I've been thoroughly enjoying a book called Work and Worship: Reconnecting our Labor and Liturgy by Matthew Kaemingk and Cory B. Willson. In fact, I like it so much that DML is going to use this book for our next book club book!
They tell a story of two nurses and two pastors.
One nurse goes to her pastor with laments over work and theological questions about illness and death. Pastor tries to answer, faltering a bit as he’s never worked in the health field. He gives her a book on faith and work, and looks up another on theology and health care. Then he tells her about a faith and work Bible study that she can attend and bring fellow nurses to.
Second nurse goes to her pastor (a different one) who makes no attempt to teach about
faith, work, or health care. This pastor listens and asks questions about the nurse’s work and workplace joys and heartbreaks. Then asks if he can meet with her and five other nurses from congregation for lunch at the hospital, and asks even more questions about their work – victories, failures, challenges and frustrations, prayers for their colleagues, doctors, and patients. The pastor takes notes, commends them, prayers for them, and then invites them to worship on Sunday morning rather than to a class. That Sunday, the pastor asks the nurses to come forward. Elders lay hands on them and the pastor prays a prayer that has been specifically composed for them. Following the prayer the congregation stands and commissions the nurses. The pastor sends out the nurses with a blessing and a charge for their ministry to their patients.
In the first scenario, the church is understood as a place you go for theological answers. It is a place of theological training. In the second interaction, the church is a place where workers can carry out their questions, pains, and praises to God in community. It may not always have the answers, but it can provide a set of practices and fellow workers who can bear the weight of work together, week after week.
These authors talk about how the integration of faith and work is not an intellectual concept that one has to grasp - rather it is more like a craft or a skill that needs to be practiced and honed. The integrated life of faith and work is not an intellectual achievement or a theological discovery. It is a cloth that has been torn into pieces and needs to be intentionally woven back together. It is a habit to be practiced.

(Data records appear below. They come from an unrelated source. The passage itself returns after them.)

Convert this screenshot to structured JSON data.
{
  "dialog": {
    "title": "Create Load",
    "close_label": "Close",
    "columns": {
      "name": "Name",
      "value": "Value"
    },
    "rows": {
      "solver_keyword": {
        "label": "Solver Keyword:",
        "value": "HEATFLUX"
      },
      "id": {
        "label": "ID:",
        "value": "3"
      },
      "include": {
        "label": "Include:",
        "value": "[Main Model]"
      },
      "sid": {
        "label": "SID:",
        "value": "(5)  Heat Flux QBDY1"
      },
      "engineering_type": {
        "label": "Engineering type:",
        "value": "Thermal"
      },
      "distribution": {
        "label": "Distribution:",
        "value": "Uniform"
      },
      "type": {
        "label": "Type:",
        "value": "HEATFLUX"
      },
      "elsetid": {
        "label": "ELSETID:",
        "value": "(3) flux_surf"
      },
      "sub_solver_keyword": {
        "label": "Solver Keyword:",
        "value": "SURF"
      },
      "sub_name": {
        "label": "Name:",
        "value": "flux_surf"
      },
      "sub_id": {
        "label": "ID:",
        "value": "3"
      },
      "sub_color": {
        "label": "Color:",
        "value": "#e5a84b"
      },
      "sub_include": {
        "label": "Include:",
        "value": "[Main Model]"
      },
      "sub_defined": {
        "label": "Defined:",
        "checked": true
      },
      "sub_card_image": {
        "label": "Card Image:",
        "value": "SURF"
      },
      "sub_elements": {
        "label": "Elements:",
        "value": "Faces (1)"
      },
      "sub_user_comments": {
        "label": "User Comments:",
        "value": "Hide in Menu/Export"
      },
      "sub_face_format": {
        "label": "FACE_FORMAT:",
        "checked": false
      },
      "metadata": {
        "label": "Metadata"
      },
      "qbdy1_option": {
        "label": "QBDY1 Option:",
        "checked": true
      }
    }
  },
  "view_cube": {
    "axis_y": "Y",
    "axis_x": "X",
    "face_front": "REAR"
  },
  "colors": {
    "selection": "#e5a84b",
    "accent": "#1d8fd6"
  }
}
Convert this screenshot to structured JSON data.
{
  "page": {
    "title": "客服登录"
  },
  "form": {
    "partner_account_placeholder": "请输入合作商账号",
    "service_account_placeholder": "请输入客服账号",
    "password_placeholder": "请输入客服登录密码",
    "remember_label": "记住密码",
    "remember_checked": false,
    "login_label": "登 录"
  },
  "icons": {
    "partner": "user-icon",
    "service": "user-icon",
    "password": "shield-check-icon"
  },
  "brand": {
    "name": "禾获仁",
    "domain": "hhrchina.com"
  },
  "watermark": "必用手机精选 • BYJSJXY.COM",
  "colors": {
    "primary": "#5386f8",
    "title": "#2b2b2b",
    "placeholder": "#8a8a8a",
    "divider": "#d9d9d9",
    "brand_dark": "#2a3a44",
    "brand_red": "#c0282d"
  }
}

Realizing that much of our formal worship when we are gathered - our preaching, our songs, our prayers - have very little to do with how we spend most of our week makes us long to find intentional ways to weave this together. Because much of our worship when we are gathered is passive (consisting of reclining, listening, and absorbing) rather than active, our "liturgical muscles" are weak and can atrophy. That makes it difficult to carry the worship forward to Monday, let alone know how to weave it into our daily challenges and opportunities.

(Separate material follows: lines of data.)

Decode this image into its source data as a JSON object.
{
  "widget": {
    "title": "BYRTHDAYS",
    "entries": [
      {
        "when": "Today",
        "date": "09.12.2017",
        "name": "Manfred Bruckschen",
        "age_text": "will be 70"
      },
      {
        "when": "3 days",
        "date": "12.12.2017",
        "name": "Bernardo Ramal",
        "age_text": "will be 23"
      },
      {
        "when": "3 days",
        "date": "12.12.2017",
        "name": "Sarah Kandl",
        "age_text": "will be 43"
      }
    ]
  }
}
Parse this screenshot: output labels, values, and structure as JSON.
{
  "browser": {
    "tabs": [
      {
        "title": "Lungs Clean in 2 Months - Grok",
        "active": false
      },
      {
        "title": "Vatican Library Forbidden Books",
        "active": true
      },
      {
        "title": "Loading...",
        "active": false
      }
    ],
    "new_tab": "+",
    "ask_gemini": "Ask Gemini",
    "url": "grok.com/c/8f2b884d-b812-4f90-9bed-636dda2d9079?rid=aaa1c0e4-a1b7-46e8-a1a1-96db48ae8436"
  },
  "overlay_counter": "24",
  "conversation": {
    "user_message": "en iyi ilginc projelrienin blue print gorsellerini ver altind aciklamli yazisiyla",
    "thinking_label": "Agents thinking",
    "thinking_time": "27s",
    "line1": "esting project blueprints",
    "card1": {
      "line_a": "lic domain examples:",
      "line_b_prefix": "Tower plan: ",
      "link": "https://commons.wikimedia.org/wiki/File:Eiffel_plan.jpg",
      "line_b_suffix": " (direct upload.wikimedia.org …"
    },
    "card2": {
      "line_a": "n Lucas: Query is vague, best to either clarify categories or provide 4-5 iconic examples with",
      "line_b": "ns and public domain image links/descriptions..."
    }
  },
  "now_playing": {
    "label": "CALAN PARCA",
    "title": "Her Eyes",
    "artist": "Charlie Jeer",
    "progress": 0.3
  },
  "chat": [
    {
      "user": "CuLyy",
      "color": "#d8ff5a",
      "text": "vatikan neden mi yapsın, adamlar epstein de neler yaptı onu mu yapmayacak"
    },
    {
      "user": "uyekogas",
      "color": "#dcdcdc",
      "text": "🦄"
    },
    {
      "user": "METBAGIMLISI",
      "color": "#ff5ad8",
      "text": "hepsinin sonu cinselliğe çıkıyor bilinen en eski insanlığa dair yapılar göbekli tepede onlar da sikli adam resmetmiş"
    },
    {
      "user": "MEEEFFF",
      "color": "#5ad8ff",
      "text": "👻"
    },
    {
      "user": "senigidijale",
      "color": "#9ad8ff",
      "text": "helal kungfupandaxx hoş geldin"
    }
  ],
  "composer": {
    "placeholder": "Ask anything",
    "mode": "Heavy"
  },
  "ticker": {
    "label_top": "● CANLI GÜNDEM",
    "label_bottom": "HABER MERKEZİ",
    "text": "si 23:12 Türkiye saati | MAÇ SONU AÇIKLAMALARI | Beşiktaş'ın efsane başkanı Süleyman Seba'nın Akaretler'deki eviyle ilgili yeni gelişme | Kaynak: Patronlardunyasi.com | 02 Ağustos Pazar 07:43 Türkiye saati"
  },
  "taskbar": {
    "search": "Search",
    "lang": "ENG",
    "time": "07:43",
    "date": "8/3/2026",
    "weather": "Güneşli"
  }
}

Realizing how ill equipped our members are to know how to weave our work and worship together is still a challenge that we face as the global church.
This past week, we hosted a meeting with some of the Business as Mission Global Congress folks on how to integrate the Church into the Business as Mission movement. For the most part, this exciting movement has done great things with Christian business owners but has done the work outside the church. I was disappointed with the turnout for this meeting as well as the lack of clarity on how to move this forward, but we are going to keep trying. Please pray along with us for this!
And at the same time, DML is writing a series of five booklets moving from the theological to the practical. This month, I am writing the booklet on Living out the Quadruple Bottom Line. We are trying to weave together the practices of work and worship for every Christian in their workplace. If you would continue to pray that these writings may be God-breathed, we would appreciate it!
As you go into your work this day and this week, may God give you eyes to see how your work is an act of worship! And if you have stories to tell me of how you make this happen, I would love to hear from you! Please email me at firstname.lastname@example.org.